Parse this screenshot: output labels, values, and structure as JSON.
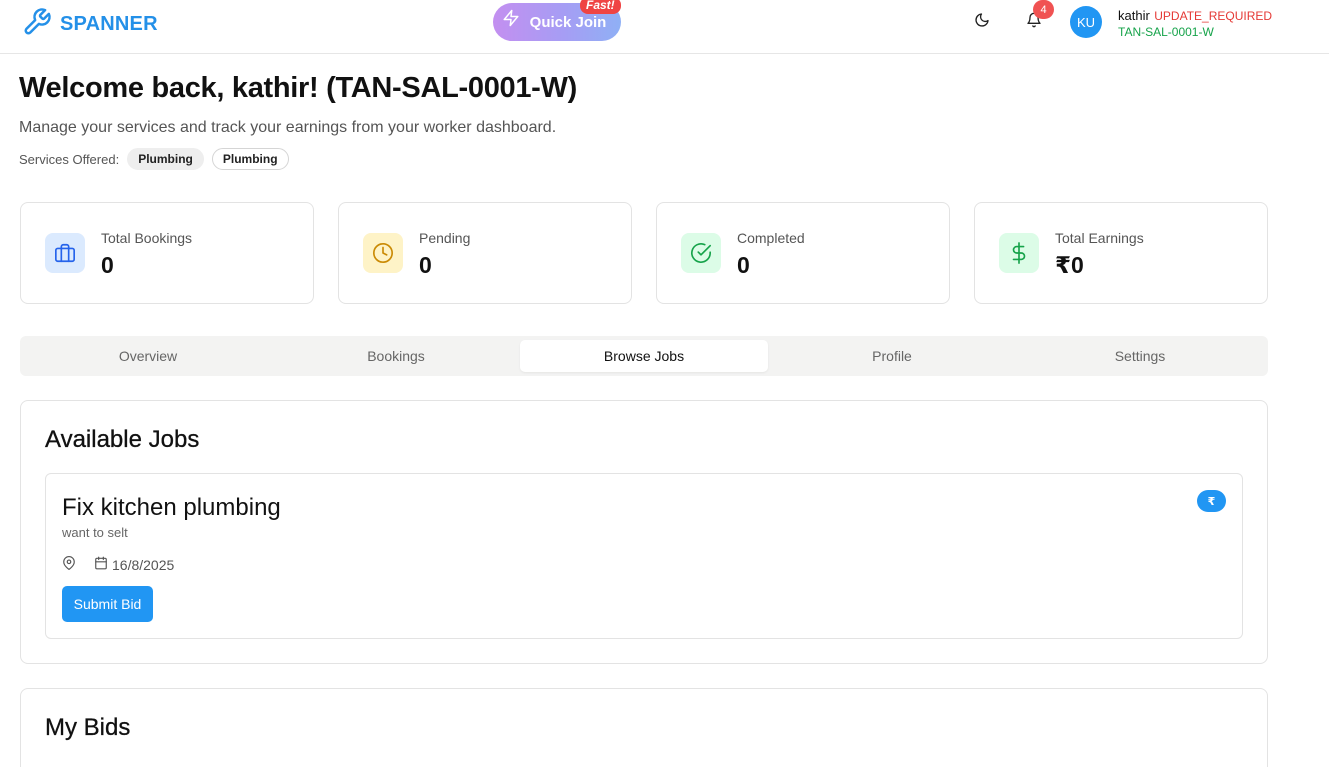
{
  "header": {
    "brand_name": "SPANNER",
    "quick_join_label": "Quick Join",
    "fast_badge": "Fast!",
    "notification_count": "4",
    "avatar_initials": "KU",
    "user_name": "kathir",
    "user_status": "UPDATE_REQUIRED",
    "user_id": "TAN-SAL-0001-W"
  },
  "welcome": {
    "title": "Welcome back, kathir! (TAN-SAL-0001-W)",
    "subtitle": "Manage your services and track your earnings from your worker dashboard.",
    "services_label": "Services Offered:",
    "services": [
      "Plumbing",
      "Plumbing"
    ]
  },
  "stats": [
    {
      "label": "Total Bookings",
      "value": "0",
      "icon": "briefcase-icon",
      "icon_bg": "#dbeafe",
      "icon_color": "#2563eb"
    },
    {
      "label": "Pending",
      "value": "0",
      "icon": "clock-icon",
      "icon_bg": "#fef3c7",
      "icon_color": "#ca8a04"
    },
    {
      "label": "Completed",
      "value": "0",
      "icon": "check-circle-icon",
      "icon_bg": "#dcfce7",
      "icon_color": "#16a34a"
    },
    {
      "label": "Total Earnings",
      "value": "₹0",
      "icon": "dollar-icon",
      "icon_bg": "#dcfce7",
      "icon_color": "#16a34a"
    }
  ],
  "tabs": [
    {
      "label": "Overview",
      "active": false
    },
    {
      "label": "Bookings",
      "active": false
    },
    {
      "label": "Browse Jobs",
      "active": true
    },
    {
      "label": "Profile",
      "active": false
    },
    {
      "label": "Settings",
      "active": false
    }
  ],
  "available_jobs": {
    "title": "Available Jobs",
    "jobs": [
      {
        "title": "Fix kitchen plumbing",
        "description": "want to selt",
        "location": "",
        "date": "16/8/2025",
        "price_badge": "₹",
        "submit_label": "Submit Bid"
      }
    ]
  },
  "my_bids": {
    "title": "My Bids"
  },
  "colors": {
    "brand": "#2490e8",
    "primary_button": "#2196f3",
    "status_error": "#e53935",
    "status_success": "#16a34a",
    "notification": "#f05252"
  }
}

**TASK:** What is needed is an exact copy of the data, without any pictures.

**RESPONSE BOX:**
Parse this screenshot: output labels, values, and structure as JSON.
{
  "header": {
    "brand_name": "SPANNER",
    "quick_join_label": "Quick Join",
    "fast_badge": "Fast!",
    "notification_count": "4",
    "avatar_initials": "KU",
    "user_name": "kathir",
    "user_status": "UPDATE_REQUIRED",
    "user_id": "TAN-SAL-0001-W"
  },
  "welcome": {
    "title": "Welcome back, kathir! (TAN-SAL-0001-W)",
    "subtitle": "Manage your services and track your earnings from your worker dashboard.",
    "services_label": "Services Offered:",
    "services": [
      "Plumbing",
      "Plumbing"
    ]
  },
  "stats": [
    {
      "label": "Total Bookings",
      "value": "0",
      "icon": "briefcase-icon",
      "icon_bg": "#dbeafe",
      "icon_color": "#2563eb"
    },
    {
      "label": "Pending",
      "value": "0",
      "icon": "clock-icon",
      "icon_bg": "#fef3c7",
      "icon_color": "#ca8a04"
    },
    {
      "label": "Completed",
      "value": "0",
      "icon": "check-circle-icon",
      "icon_bg": "#dcfce7",
      "icon_color": "#16a34a"
    },
    {
      "label": "Total Earnings",
      "value": "₹0",
      "icon": "dollar-icon",
      "icon_bg": "#dcfce7",
      "icon_color": "#16a34a"
    }
  ],
  "tabs": [
    {
      "label": "Overview",
      "active": false
    },
    {
      "label": "Bookings",
      "active": false
    },
    {
      "label": "Browse Jobs",
      "active": true
    },
    {
      "label": "Profile",
      "active": false
    },
    {
      "label": "Settings",
      "active": false
    }
  ],
  "available_jobs": {
    "title": "Available Jobs",
    "jobs": [
      {
        "title": "Fix kitchen plumbing",
        "description": "want to selt",
        "location": "",
        "date": "16/8/2025",
        "price_badge": "₹",
        "submit_label": "Submit Bid"
      }
    ]
  },
  "my_bids": {
    "title": "My Bids"
  },
  "colors": {
    "brand": "#2490e8",
    "primary_button": "#2196f3",
    "status_error": "#e53935",
    "status_success": "#16a34a",
    "notification": "#f05252"
  }
}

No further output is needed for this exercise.